On the farm Bringes in the parish of Norrlanda, about 7 km from the east coast and about 2 km west of the church the ruin of a medieval two storeyed stone building is situated. As vernacular stone buildings in the rural and forested districts are rare, persons interested in history have been looking for answers to why the building was erected in stone and for what purpose it was erected.

Dating of the building may increase the possibility of more information to research in history.

A short cant timber with square cross section, a fire damaged stump from an outside gallery in the western facade gave the year 1187 for the outermost annual ring. The timber lacks waney edge. In the vault room on the ground floor two tie beams still remain under the vaulted ceiling. They are contemporary with the erection of the house. The northern beam has 167 annual rings and the southern beam has 222. The southern one has waney edge ( = the surface of the annual ring close to the bark) and therefore is of interest to examine. The variation in the growth of the annual rings is so weak that dating has not been possible. Some of the annual rings have a width of 0.05 mm. These can only be distinguished by means of microscope. Computer treatment of data from the 70 oldest annual rings give one singular peak of correlation with a reference chronology but the younger annual rings need to be moved one step forward in time on the time scale to get a positive correlation. When the ring width in pine is narrow as in this case 0.05 - 0.30 mm one or another ring may be only partly developed and by chance is missing in the sample. If this has happened in our case the outermost annual ring was built in 1232 and the building was erected in 1233 or soon thereafter.

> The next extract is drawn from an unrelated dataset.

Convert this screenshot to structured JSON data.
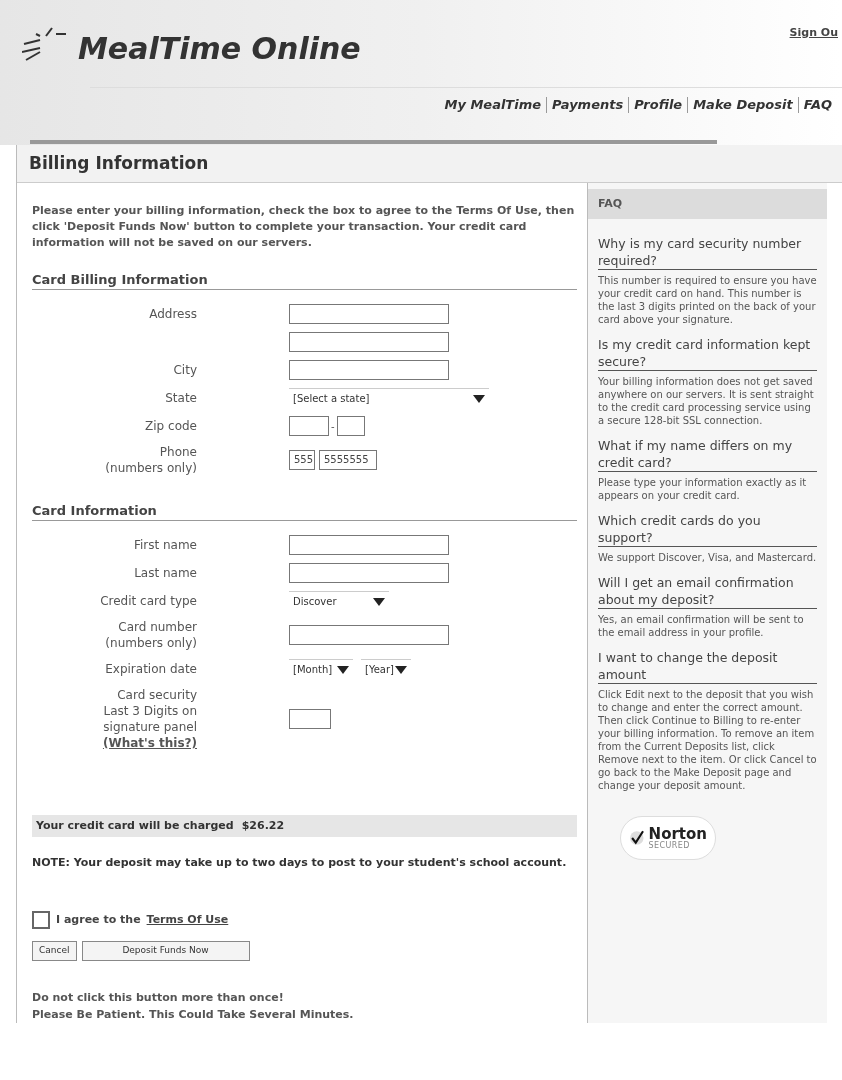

The northern beam gives one of many examples that one has to be extremely careful when trying to infer on the age of an examined object only by receiving dating from a table where one single sample is selected. The outermost annual ring is dated 1139 and the innermost annual ring 973. Solely from these data one might suspect that this beam would originate from an earlier building but that is not the case. The innermost annual rings are developed normally up to a point where the sequence faces a peak of growth in the annual rings. This is characteristic when forest fire has passed over an area. After a fire the soil receives fertilizer from the ashes and for 3 - 5 years the trees increase their growth considerably until the fertilizing stuff is leached away. In our case the peak of growth was followed by very weak growth or 0.1 - 0.2 mm/year. The difference of 92 years between 1232 and 1139 corresponds to that 1 - 3 cm of wood has been cut off when the beam was shaped. An extrapolation from available data results in that 1.7 cm of wood has been cut away.

In the south-eastern part of the ruin is a fire place which has been put in place later. Two embedded re-cut timbers of pinewood at the fire place have waney edge, where the outermost annual ring is dated 1625. A dating of a piece of wood of this kind may seem to be unimportant but may possibly be of use in building history.